Yet if Rubio does land on the ticket simply because Romney needs a Sarah Palin-like infusion of excitement, it’s bound to crash and burn in a Sarah Palin-like ball of fire for the following reasons:
1. Marco Rubio likes to fashion himself as the son of Cuban immigrants forced into exile after Fidel Castro’s revolution. That’s false, as the Washington Post and St. Petersburg Times reported in October. Rubio’s parents immigrated to the U.S. three years before the 1969 revolution, quite safely and without any dash of Hollywood excitement.
2. Rubio may be Latino, but Cubans are a unique breed. “Cuban-Americans constitute less than 5 percent of American Latinos, and they have their own, very distinct political profile,” The New Republic noted in a fall article. Cubans most often consider themselves as “white” and associate with the hawksih GOP’s fight against communism.
3. Rubio’s brother-in-law, a man involved in Rubio’s career, is a convicted coke dealer. In 1989, Orlando Cecilia was sentenced to 25 years in prison for possession of massive quantities of cocaine and marijuana and traveling to several states to sell and deliver drugs. He was released in 2000. Six years later, he was standing on stage beside Rubio after the candidate’s election to the Florida House of Representatives. Four years later, Cecilia was again standing beside Rubio when he was elected to the U.S. Senate in 2010.
4. Cecilia’s criminal background was a small piece of a larger Rubio profile by the influential Spanish-language broadcaster Univision. It was not necessarily new news, but it became news when Rubio refused to take questions from Univision, as Ken Auletta reported in The New Yorker in January. Univision went ahead with the story; Rubio accused the broadcaster of extortion; the leading GOP presidential candidates refused to participate in any Univision debates; and the GOP subsequently cut itself off from the newsfeed for more than two-thirds of America’s Hispanic population. Univision controls much of the message delivered to the Hispanic voting bloc, and Rubio is now on Univision’s shit list.
5. Rubio’s views on immigration skew toward the extreme right wing of the party. Like Michelle Bachman, who said she wanted a fence to “cover every in inch” of the 2,000 mile border with Mexico, although not so extreme as Herman Cain, who suggested the fence be electrified with an alligator-filled moat on one side, Rubio has said that he is “not against a fence” along the U.S.-Mexico border. He also opposes the DREAM Act and any form of amnesty for illegal immigrants. All these views are anathema to the Latino voting bloc and extreme for the Republican Party. Ronald Reagan himself supported eventual citizenship for all immigrants, even those who entered the country illegally.

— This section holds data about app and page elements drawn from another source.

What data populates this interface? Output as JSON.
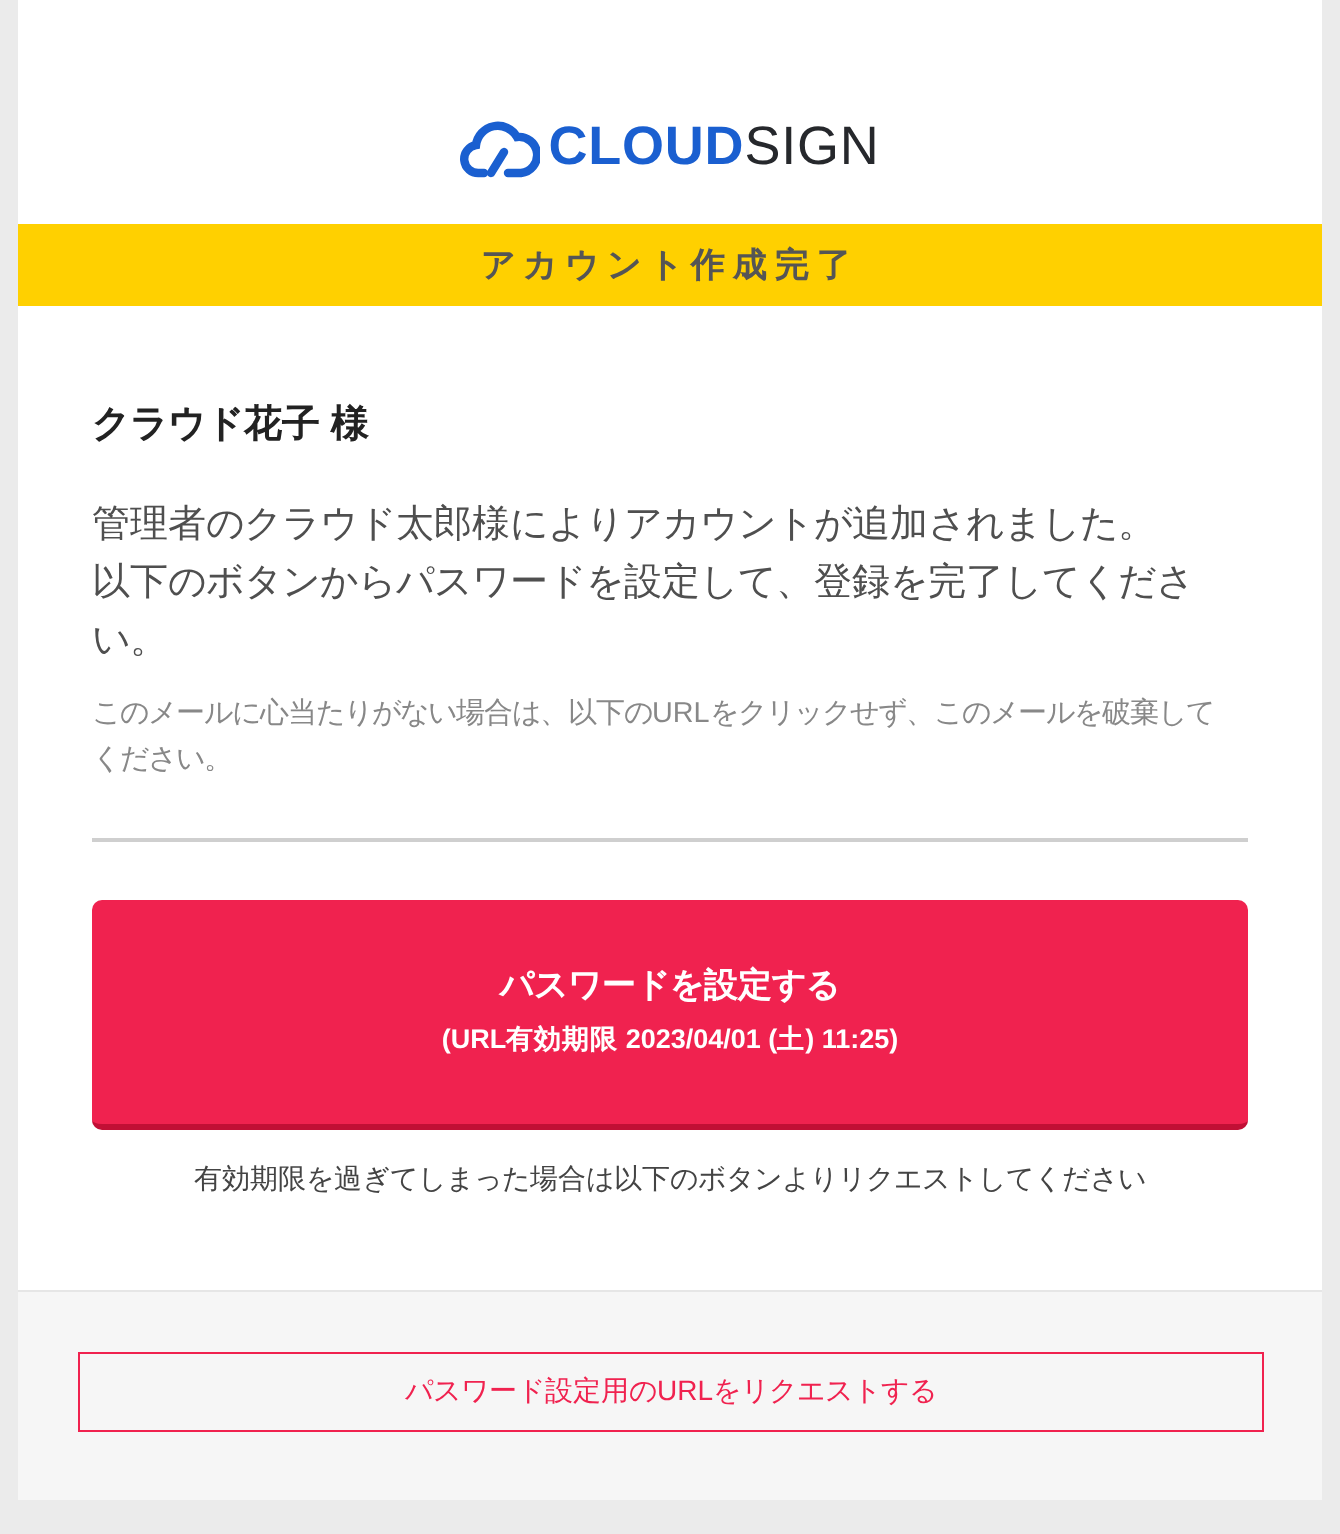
{
  "logo": {
    "text_primary": "CLOUD",
    "text_secondary": "SIGN"
  },
  "banner": {
    "title": "アカウント作成完了"
  },
  "content": {
    "recipient": "クラウド花子 様",
    "message": [
      "管理者のクラウド太郎様によりアカウントが追加されました。",
      "以下のボタンからパスワードを設定して、登録を完了してください。"
    ],
    "notice": "このメールに心当たりがない場合は、以下のURLをクリックせず、このメールを破棄してください。",
    "primary_button": {
      "label": "パスワードを設定する",
      "expiry": "(URL有効期限 2023/04/01 (土) 11:25)"
    },
    "expired_note": "有効期限を過ぎてしまった場合は以下のボタンよりリクエストしてください"
  },
  "footer": {
    "request_button": {
      "label": "パスワード設定用のURLをリクエストする"
    }
  }
}
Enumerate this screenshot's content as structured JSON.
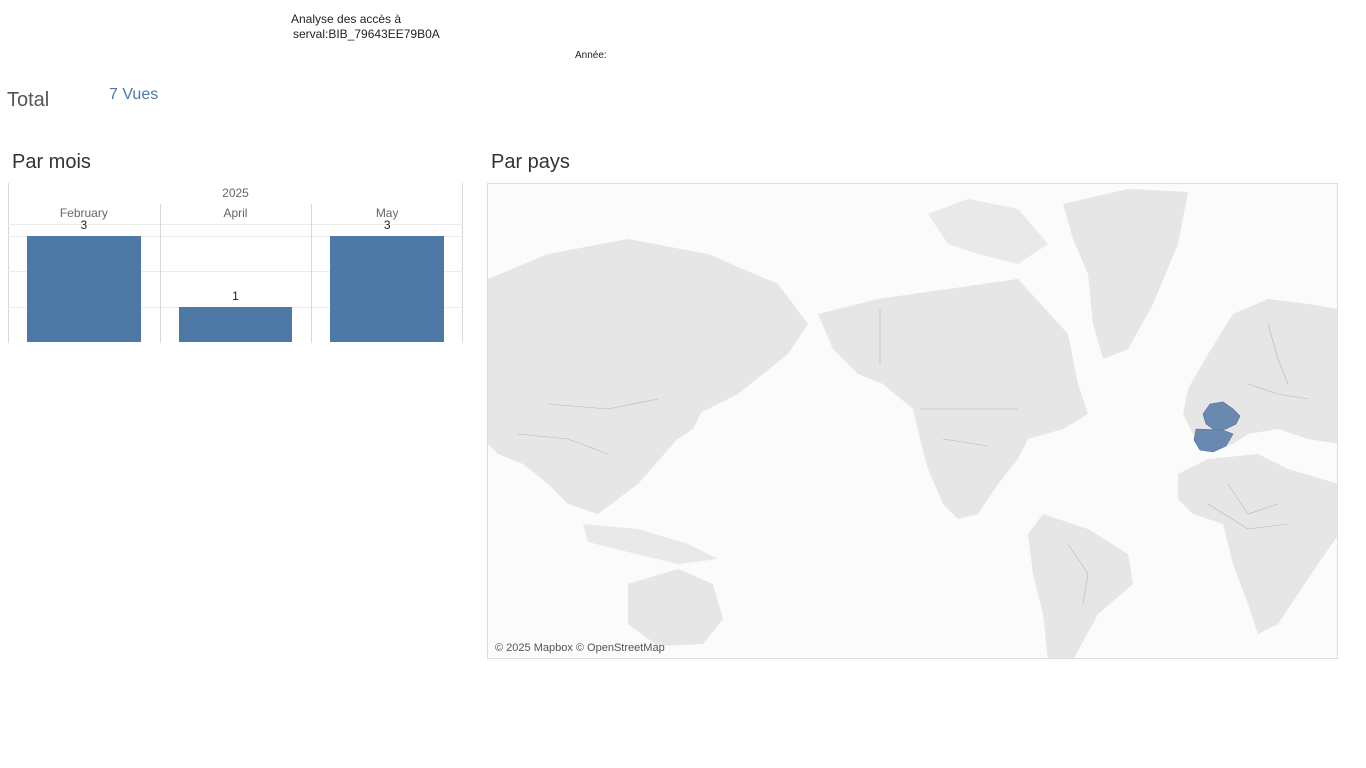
{
  "header": {
    "title_line1": "Analyse des accès à",
    "title_line2": "serval:BIB_79643EE79B0A",
    "year_filter_label": "Année:"
  },
  "summary": {
    "total_label": "Total",
    "total_value": "7 Vues"
  },
  "sections": {
    "by_month": "Par mois",
    "by_country": "Par pays"
  },
  "chart_data": {
    "type": "bar",
    "column_header": "2025",
    "categories": [
      "February",
      "April",
      "May"
    ],
    "values": [
      3,
      1,
      3
    ],
    "ylim": [
      0,
      3.3
    ],
    "color": "#4e79a7"
  },
  "map": {
    "attribution": "© 2025 Mapbox © OpenStreetMap",
    "highlighted_countries": [
      "France",
      "Spain"
    ],
    "highlight_color": "#6a89b0",
    "land_color": "#e6e6e6"
  }
}
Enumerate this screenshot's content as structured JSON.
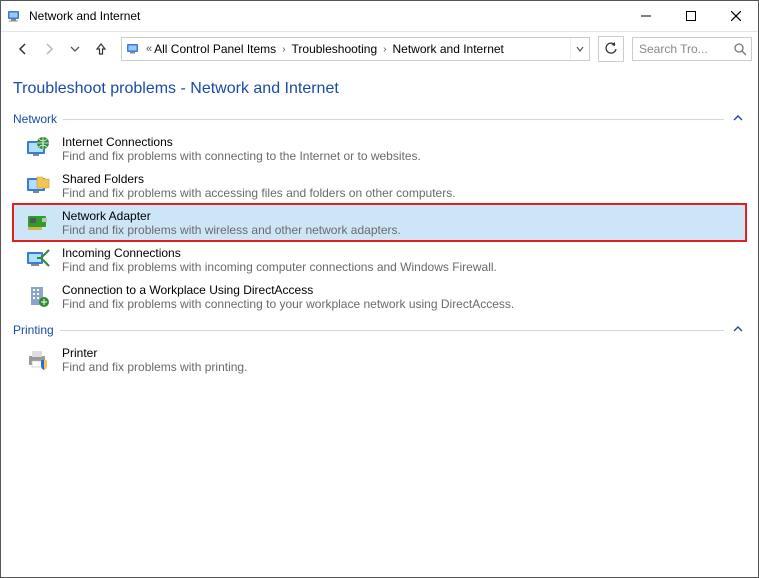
{
  "window": {
    "title": "Network and Internet"
  },
  "breadcrumb": {
    "prefix": "«",
    "parts": [
      "All Control Panel Items",
      "Troubleshooting",
      "Network and Internet"
    ]
  },
  "search": {
    "placeholder": "Search Tro..."
  },
  "page": {
    "heading": "Troubleshoot problems - Network and Internet"
  },
  "sections": [
    {
      "label": "Network",
      "items": [
        {
          "id": "internet-connections",
          "icon": "globe-monitor",
          "title": "Internet Connections",
          "desc": "Find and fix problems with connecting to the Internet or to websites.",
          "selected": false
        },
        {
          "id": "shared-folders",
          "icon": "folder-monitor",
          "title": "Shared Folders",
          "desc": "Find and fix problems with accessing files and folders on other computers.",
          "selected": false
        },
        {
          "id": "network-adapter",
          "icon": "nic-card",
          "title": "Network Adapter",
          "desc": "Find and fix problems with wireless and other network adapters.",
          "selected": true
        },
        {
          "id": "incoming-connections",
          "icon": "incoming",
          "title": "Incoming Connections",
          "desc": "Find and fix problems with incoming computer connections and Windows Firewall.",
          "selected": false
        },
        {
          "id": "directaccess",
          "icon": "building",
          "title": "Connection to a Workplace Using DirectAccess",
          "desc": "Find and fix problems with connecting to your workplace network using DirectAccess.",
          "selected": false
        }
      ]
    },
    {
      "label": "Printing",
      "items": [
        {
          "id": "printer",
          "icon": "printer-shield",
          "title": "Printer",
          "desc": "Find and fix problems with printing.",
          "selected": false
        }
      ]
    }
  ]
}
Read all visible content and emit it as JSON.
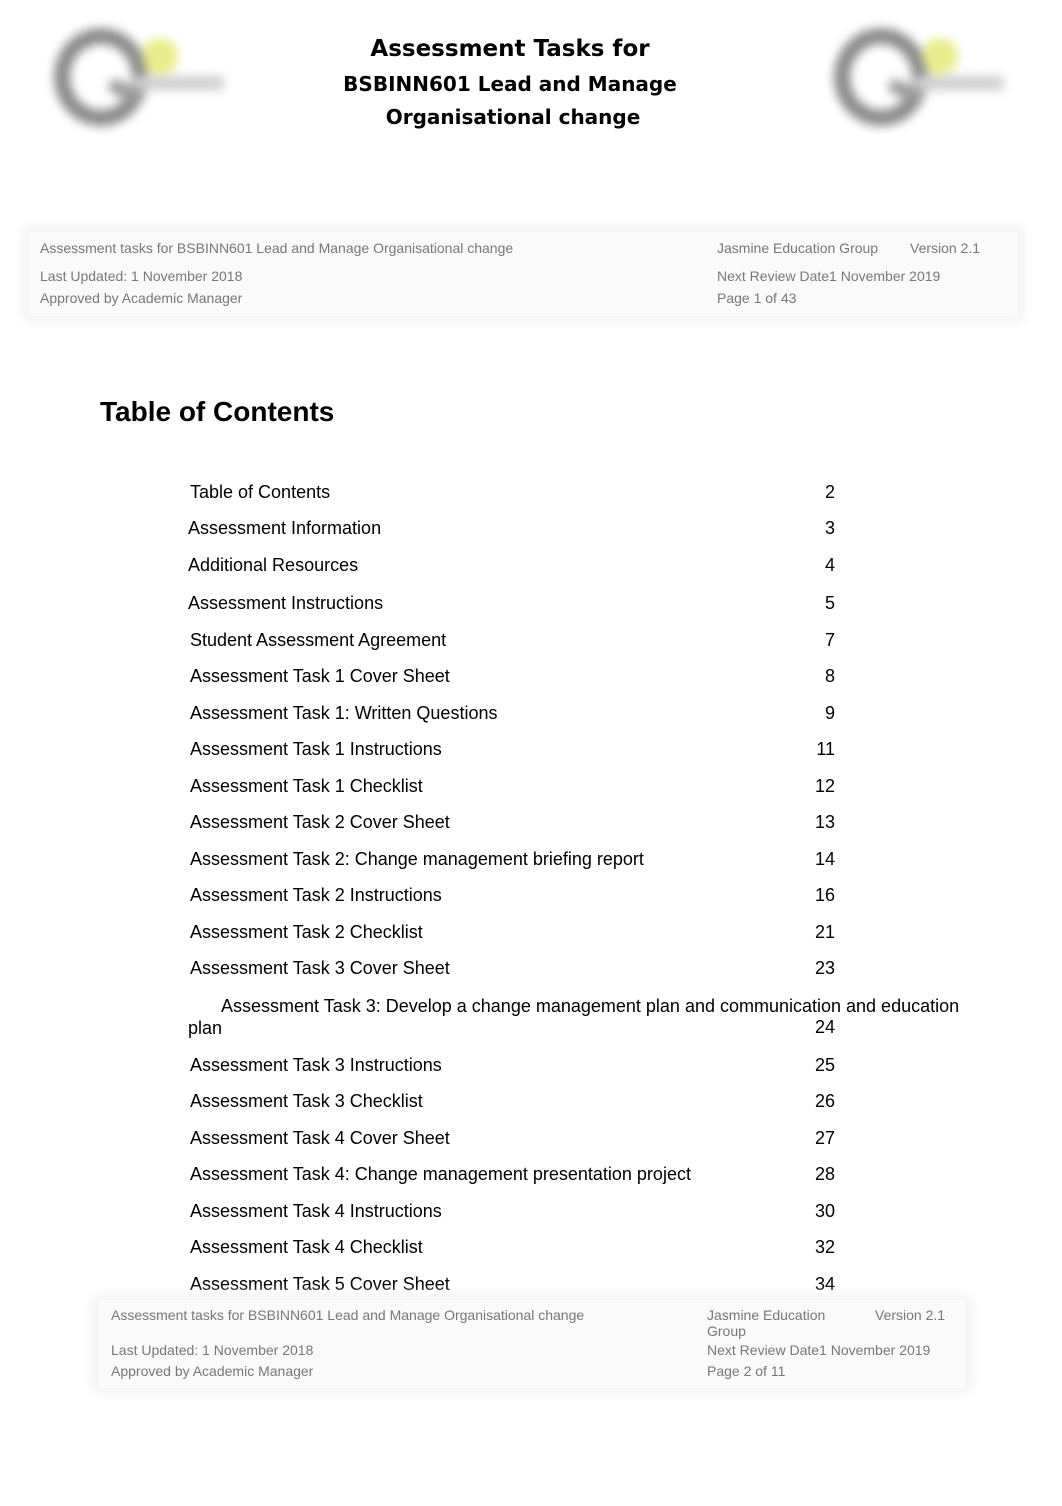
{
  "header": {
    "title_line1": "Assessment Tasks for",
    "title_line2": "BSBINN601 Lead and Manage",
    "title_line3": "Organisational change",
    "logo_left": "organisation-logo",
    "logo_right": "organisation-logo"
  },
  "footer_page1": {
    "doc_title": "Assessment tasks for BSBINN601 Lead and Manage Organisational change",
    "organisation": "Jasmine Education Group",
    "version": "Version 2.1",
    "last_updated": "Last Updated: 1 November 2018",
    "next_review": "Next Review Date1 November 2019",
    "approved": "Approved  by Academic Manager",
    "page": "Page 1 of 43"
  },
  "toc": {
    "heading": "Table of Contents",
    "entries": [
      {
        "label": "Table of Contents",
        "page": "2"
      },
      {
        "label": "Assessment Information",
        "page": "3"
      },
      {
        "label": "Additional Resources",
        "page": "4"
      },
      {
        "label": "Assessment Instructions",
        "page": "5"
      },
      {
        "label": "Student Assessment Agreement",
        "page": "7"
      },
      {
        "label": "Assessment Task 1 Cover Sheet",
        "page": "8"
      },
      {
        "label": "Assessment Task 1: Written Questions",
        "page": "9"
      },
      {
        "label": "Assessment Task 1 Instructions",
        "page": "11"
      },
      {
        "label": "Assessment Task 1 Checklist",
        "page": "12"
      },
      {
        "label": "Assessment Task 2 Cover Sheet",
        "page": "13"
      },
      {
        "label": "Assessment Task 2: Change management briefing report",
        "page": "14"
      },
      {
        "label": "Assessment Task 2 Instructions",
        "page": "16"
      },
      {
        "label": "Assessment Task 2 Checklist",
        "page": "21"
      },
      {
        "label": "Assessment Task 3 Cover Sheet",
        "page": "23"
      },
      {
        "label_line1": "Assessment Task 3: Develop a change management plan and communication and education",
        "label_line2": "plan",
        "page": "24"
      },
      {
        "label": "Assessment Task 3 Instructions",
        "page": "25"
      },
      {
        "label": "Assessment Task 3 Checklist",
        "page": "26"
      },
      {
        "label": "Assessment Task 4 Cover Sheet",
        "page": "27"
      },
      {
        "label": "Assessment Task 4: Change management presentation project",
        "page": "28"
      },
      {
        "label": "Assessment Task 4 Instructions",
        "page": "30"
      },
      {
        "label": "Assessment Task 4 Checklist",
        "page": "32"
      },
      {
        "label": "Assessment Task 5 Cover Sheet",
        "page": "34"
      }
    ]
  },
  "footer_page2": {
    "doc_title": "Assessment tasks for BSBINN601 Lead and Manage Organisational change",
    "organisation_line1": "Jasmine Education",
    "organisation_line2": "Group",
    "version": "Version 2.1",
    "last_updated": "Last Updated: 1 November 2018",
    "next_review": "Next Review Date1 November 2019",
    "approved": "Approved  by Academic Manager",
    "page": "Page 2 of 11"
  }
}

6. Rubio needs all the help he can get in rallying the Hispanic vote. While it is assumed that Rubio’s Cuban heritage and immigrant parents will automatically endear him to Latino voters (ah, there it is), he is actually less popular among Hispanics in Florida than Jeb Bush. Moreover, a December nationwide poll found that only 13 percent of Hispanics are more likely to vote Republican if Rubio is on the ticket; 10 percent of Hispanics said that Rubio would make them less likely to vote Republican. “Rubio is becoming persona non grata among Latinos outside of the Cuban-American community,” columnist Ruben Navarrette wrote last summer.
Rubio has no doubt seen the polls. He knows he can not necessarily deliver the Latino vote this fall, telling CNN last week: “The Hispanic vote has to be earned. You can’t just put somebody on there and say, ‘This is gonna deliver it.’” Former Attorney General Alberto Gonzales, the highest-ever ranking Latino leader, also senses something missing, saying last week that the junior senator might generate interest among Latinos “for the first 12 hours if selected for the number two spot, but that won’t last.”
Rubio, of course, has his advantages. Namely, his Hispanic moniker. Fortunately, the Hispanic population knows that color is only skin deep.